Collected data entries:
+===+
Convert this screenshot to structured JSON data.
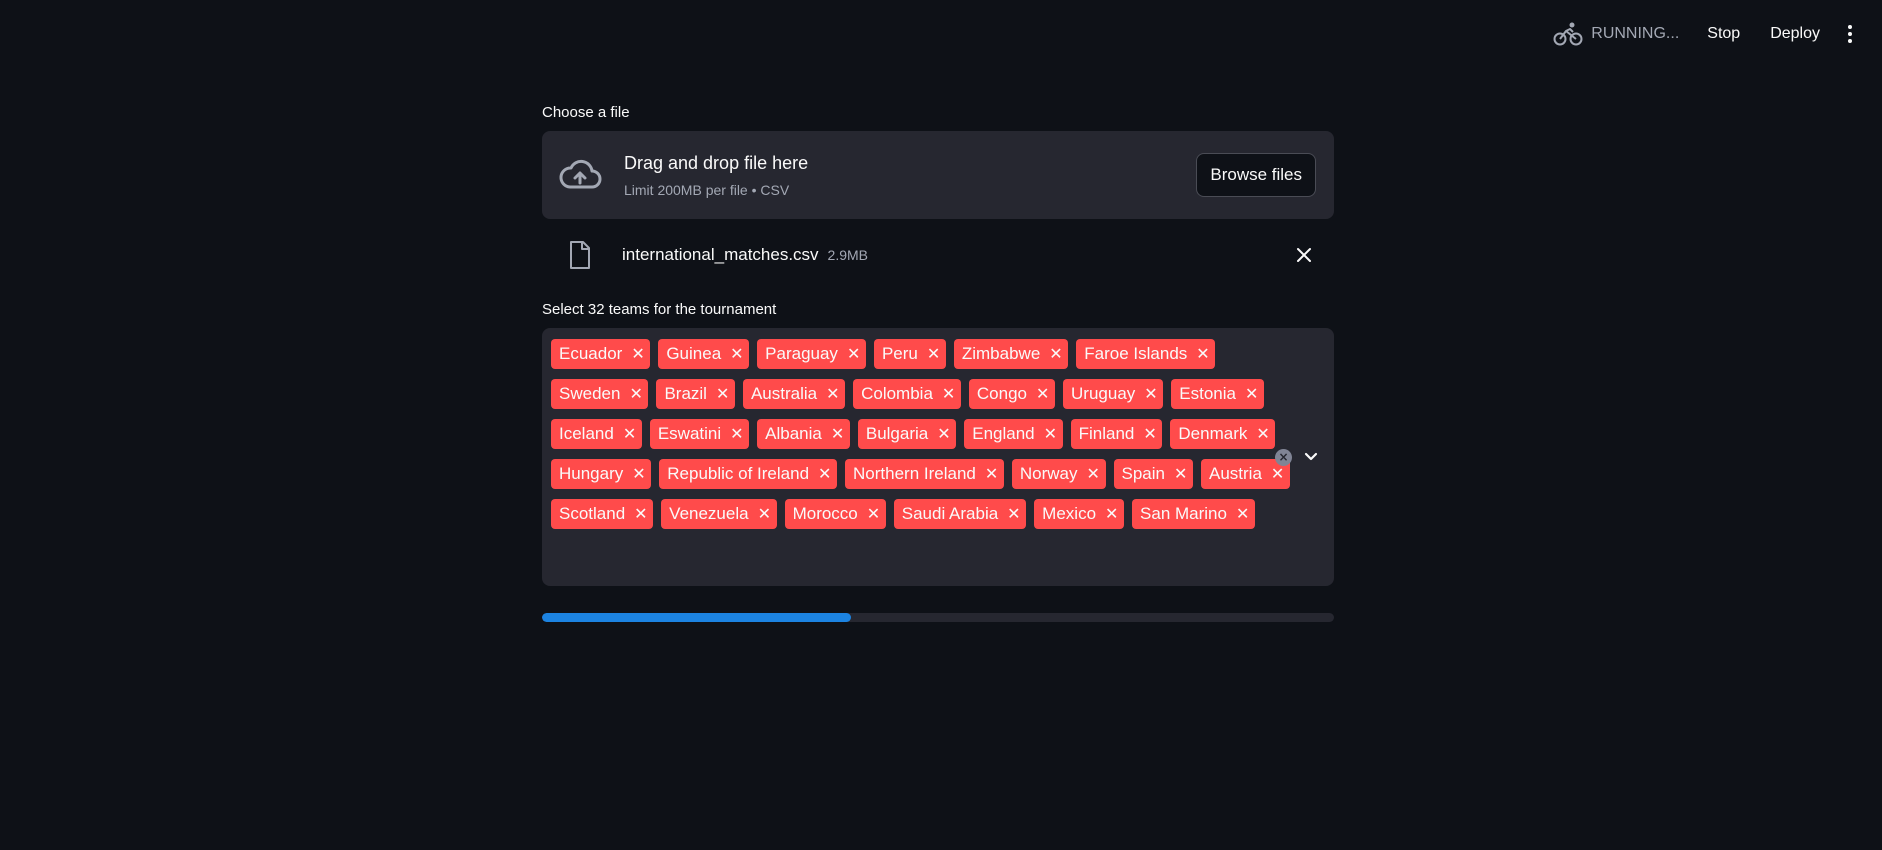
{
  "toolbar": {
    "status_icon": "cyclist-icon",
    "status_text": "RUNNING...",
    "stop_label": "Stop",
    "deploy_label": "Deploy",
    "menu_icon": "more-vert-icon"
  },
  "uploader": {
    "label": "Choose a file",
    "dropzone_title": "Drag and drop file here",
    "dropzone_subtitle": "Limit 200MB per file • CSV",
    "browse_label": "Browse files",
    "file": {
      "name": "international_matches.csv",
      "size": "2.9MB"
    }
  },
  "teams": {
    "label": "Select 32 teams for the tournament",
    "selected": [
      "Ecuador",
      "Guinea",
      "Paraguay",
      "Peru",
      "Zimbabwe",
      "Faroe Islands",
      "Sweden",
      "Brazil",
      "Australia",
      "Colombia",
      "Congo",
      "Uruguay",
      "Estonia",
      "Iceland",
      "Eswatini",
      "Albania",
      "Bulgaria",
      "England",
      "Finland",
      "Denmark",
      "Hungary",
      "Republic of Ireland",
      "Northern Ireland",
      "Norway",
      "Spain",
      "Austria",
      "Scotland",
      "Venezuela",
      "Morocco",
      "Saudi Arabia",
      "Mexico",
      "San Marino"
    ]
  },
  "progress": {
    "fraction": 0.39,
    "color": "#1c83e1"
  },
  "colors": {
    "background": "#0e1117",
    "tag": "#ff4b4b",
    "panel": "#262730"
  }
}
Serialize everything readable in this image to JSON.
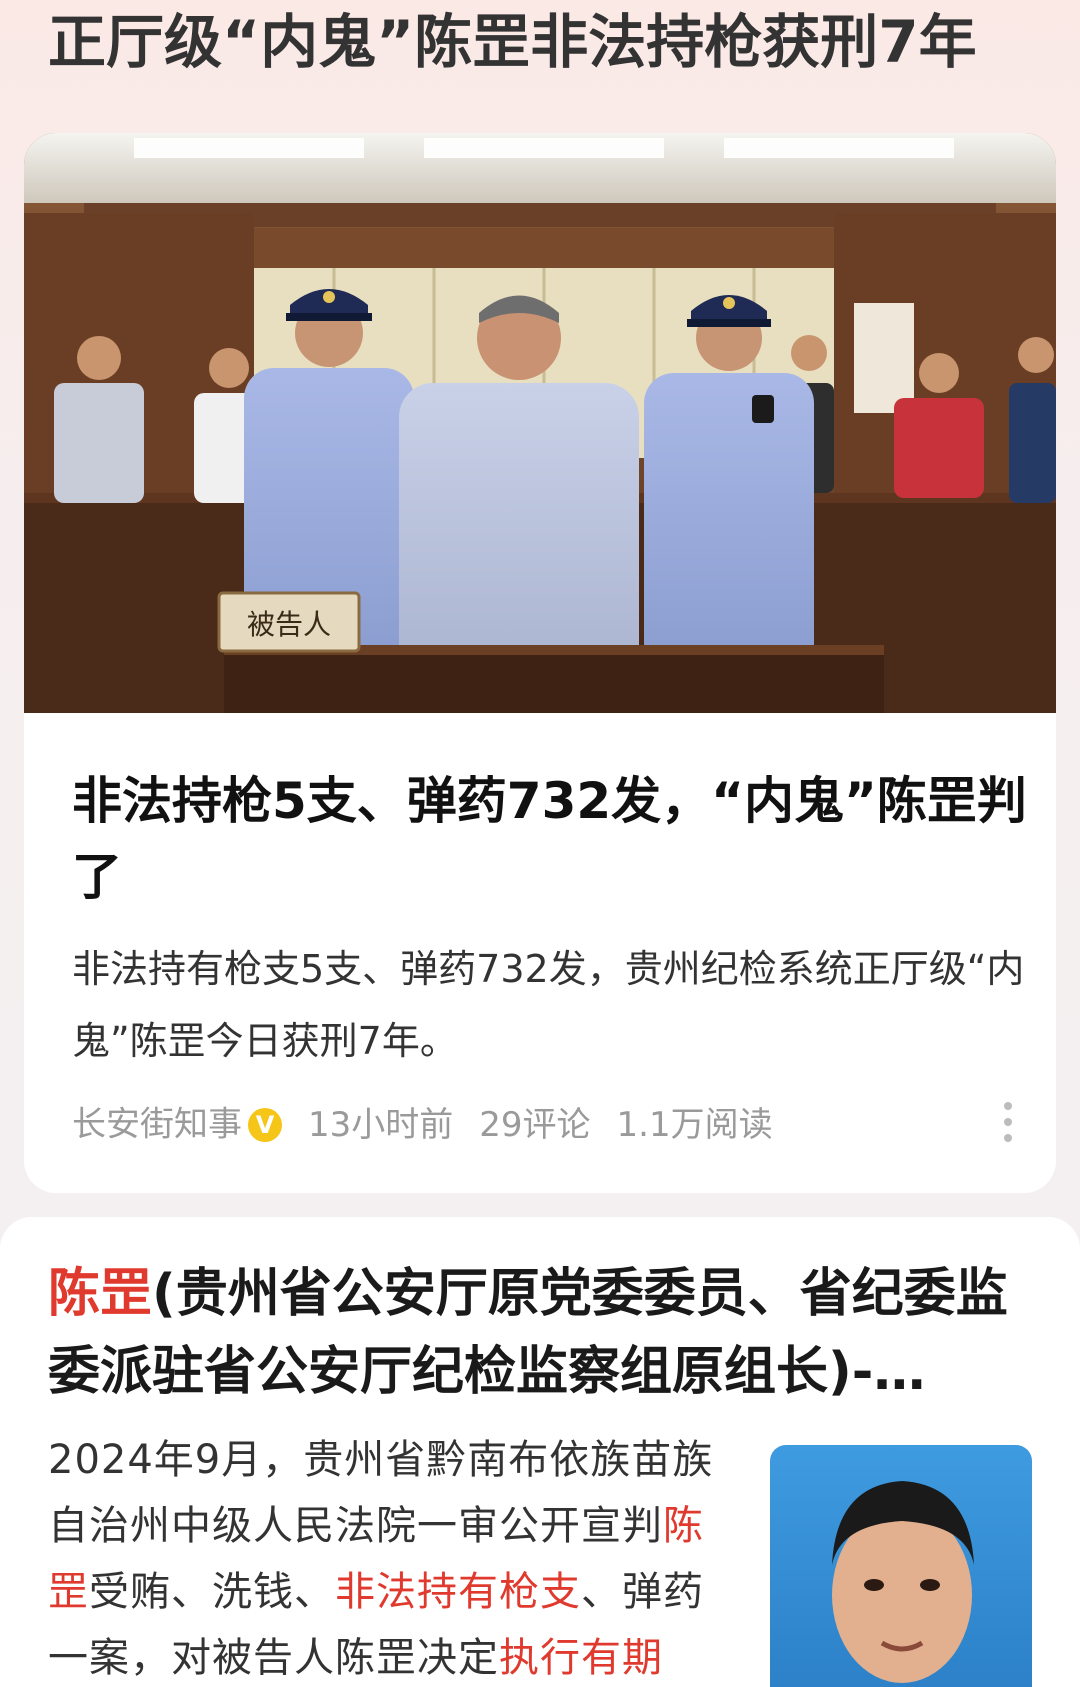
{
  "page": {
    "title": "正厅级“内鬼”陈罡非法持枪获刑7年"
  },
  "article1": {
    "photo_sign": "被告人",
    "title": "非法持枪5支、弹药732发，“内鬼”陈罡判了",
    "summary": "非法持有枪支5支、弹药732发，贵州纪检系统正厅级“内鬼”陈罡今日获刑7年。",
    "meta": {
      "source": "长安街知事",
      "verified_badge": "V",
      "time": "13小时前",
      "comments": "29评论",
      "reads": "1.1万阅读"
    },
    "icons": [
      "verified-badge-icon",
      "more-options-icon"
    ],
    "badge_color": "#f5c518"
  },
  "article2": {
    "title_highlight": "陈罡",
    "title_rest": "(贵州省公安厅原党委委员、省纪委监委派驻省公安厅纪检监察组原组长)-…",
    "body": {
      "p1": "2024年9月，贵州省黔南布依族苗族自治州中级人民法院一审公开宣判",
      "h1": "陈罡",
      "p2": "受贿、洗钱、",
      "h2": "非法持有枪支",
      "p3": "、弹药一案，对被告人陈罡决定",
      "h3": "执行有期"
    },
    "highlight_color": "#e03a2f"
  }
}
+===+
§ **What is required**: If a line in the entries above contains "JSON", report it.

§ **Exercise output**:
Convert this screenshot to structured JSON data.
Serialize everything readable in this image to JSON.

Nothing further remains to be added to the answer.